Spank the Banker is a story about the biggest bank robbery in UK history: the looting of 100,000 small businesses by their own corporate bankers. Made by BAFTA award-winning director Samir Mehanovic, it follows the intimate stories of six individuals who fought back against a corrupt financial system. The film tells the stories of small business owners across a wide range of industries, from sound and lighting designers Nikki and Paul Turner, to Jim McGrory, who overcame childhood polio to build an international hotel business in St. Andrews, to TV personality Noel Edmonds. They are each connected by the fact that their businesses were financially ruined by the banks they put their trust in.

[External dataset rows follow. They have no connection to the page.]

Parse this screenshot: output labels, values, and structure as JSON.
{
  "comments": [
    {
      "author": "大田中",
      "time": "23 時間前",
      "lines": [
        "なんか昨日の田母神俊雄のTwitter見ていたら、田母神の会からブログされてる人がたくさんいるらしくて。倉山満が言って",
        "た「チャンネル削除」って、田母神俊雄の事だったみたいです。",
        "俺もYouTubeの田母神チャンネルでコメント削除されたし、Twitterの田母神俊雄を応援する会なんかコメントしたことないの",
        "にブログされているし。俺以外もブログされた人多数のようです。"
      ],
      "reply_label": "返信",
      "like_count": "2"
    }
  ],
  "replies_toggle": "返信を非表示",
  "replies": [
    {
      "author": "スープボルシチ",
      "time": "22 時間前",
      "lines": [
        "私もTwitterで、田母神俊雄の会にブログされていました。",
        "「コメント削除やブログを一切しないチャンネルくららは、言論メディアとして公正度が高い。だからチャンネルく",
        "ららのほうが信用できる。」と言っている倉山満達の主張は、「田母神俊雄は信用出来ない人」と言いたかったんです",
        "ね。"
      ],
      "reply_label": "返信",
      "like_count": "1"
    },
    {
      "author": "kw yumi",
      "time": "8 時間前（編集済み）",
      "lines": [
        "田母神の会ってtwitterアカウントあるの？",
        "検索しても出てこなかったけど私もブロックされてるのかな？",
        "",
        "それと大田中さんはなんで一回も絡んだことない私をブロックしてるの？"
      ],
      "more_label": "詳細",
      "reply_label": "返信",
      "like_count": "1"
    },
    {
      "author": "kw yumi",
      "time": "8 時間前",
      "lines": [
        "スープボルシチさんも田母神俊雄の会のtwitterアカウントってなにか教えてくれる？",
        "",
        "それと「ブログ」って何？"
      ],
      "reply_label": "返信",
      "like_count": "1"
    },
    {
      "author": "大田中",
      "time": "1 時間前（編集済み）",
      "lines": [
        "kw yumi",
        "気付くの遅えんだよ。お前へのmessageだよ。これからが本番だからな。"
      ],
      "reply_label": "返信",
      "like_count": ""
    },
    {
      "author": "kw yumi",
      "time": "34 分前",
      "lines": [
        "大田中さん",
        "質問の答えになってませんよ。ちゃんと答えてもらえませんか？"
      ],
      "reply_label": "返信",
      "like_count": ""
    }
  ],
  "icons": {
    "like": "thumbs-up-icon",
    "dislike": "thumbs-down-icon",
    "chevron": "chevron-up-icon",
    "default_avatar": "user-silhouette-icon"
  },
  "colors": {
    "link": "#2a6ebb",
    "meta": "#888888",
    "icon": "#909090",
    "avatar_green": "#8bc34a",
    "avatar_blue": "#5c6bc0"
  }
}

US President Donald Trump's financial ties to Deutsche Bank are under investigation by two congressional committees and the New York attorney general. Against this backdrop The New York Times has published an investigation into the relationship between Trump and the German bank. It's based on interviews with more than 20 current and former Deutsche Bank executives and board members, most of whom are said to have direct knowledge of the Trump-Deutsche relationship. It's an interesting read.
Over nearly two decades, Deutsche Bank’s leaders repeatedly saw red flags surrounding Mr. Trump. There was a disastrous bond sale, a promised loan that relied on a banker’s forged signature, wild exaggerations of Mr. Trump’s wealth, even a claim of an act of God.
But Deutsche Bank had a ravenous appetite for risk and limited concern about its clients’ reputations. Time after time, with the support of two different chief executives, the bank handed money — a total of well over $2 billion — to a man whom nearly all other banks had deemed untouchable.
Speaking of Trump, he spoke on the phone to Ardern after the Christchurch terrorist attacks. Asked what offer of support the United States could provide, Ardern said her message was; "Sympathy and love for all Muslim communities." As highlighted in the cartoon from Politico's Matt Wuerker below, this would be quite a change for Trump.